= How to complete this task =
Each line below that carries the string "integer" must appear in the answer.
BEGIN Data for review
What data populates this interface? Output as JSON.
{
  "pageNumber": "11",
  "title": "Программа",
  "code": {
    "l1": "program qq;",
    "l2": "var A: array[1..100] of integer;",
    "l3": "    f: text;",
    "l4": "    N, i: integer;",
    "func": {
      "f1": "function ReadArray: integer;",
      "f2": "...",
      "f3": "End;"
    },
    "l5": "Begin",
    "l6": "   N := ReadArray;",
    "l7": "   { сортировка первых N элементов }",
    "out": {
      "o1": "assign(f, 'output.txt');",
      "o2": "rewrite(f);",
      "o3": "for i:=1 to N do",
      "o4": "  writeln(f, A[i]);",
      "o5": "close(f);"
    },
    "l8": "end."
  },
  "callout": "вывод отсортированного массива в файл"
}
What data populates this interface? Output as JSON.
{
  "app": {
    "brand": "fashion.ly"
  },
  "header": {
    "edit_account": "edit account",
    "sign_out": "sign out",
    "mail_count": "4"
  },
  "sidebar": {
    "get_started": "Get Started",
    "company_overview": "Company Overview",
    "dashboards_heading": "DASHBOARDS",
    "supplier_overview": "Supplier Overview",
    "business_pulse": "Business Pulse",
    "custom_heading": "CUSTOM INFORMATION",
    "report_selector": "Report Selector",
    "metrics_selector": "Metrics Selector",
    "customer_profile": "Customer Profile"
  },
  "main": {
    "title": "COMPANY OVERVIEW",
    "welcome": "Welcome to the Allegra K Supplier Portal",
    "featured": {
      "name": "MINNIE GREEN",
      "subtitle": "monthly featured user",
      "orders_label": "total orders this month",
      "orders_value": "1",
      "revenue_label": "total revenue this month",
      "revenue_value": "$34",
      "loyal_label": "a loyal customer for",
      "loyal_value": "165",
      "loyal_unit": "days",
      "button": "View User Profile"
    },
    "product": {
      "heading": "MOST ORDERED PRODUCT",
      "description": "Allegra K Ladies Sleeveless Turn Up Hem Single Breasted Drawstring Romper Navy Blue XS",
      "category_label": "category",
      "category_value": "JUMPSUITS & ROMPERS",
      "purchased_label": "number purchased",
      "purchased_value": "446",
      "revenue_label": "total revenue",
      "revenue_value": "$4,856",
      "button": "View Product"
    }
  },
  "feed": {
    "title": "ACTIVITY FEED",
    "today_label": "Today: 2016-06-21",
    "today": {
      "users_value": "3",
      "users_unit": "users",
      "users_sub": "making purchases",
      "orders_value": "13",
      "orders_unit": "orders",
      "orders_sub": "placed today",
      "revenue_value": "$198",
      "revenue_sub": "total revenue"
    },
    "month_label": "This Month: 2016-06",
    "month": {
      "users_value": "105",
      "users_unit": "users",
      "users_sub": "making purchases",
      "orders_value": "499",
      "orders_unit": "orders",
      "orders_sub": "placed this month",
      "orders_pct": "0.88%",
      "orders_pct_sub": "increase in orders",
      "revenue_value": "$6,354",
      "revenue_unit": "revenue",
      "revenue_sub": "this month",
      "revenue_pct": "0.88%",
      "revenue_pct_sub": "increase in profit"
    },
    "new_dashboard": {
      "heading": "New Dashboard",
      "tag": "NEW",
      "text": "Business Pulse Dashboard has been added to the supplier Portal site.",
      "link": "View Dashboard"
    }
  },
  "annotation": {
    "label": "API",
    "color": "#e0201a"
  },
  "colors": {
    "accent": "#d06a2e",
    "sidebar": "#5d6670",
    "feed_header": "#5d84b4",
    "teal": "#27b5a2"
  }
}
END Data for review
= Problem solution =
    "l2": "var A: array[1..100] of integer;",
    "l4": "    N, i: integer;",
      "f1": "function ReadArray: integer;",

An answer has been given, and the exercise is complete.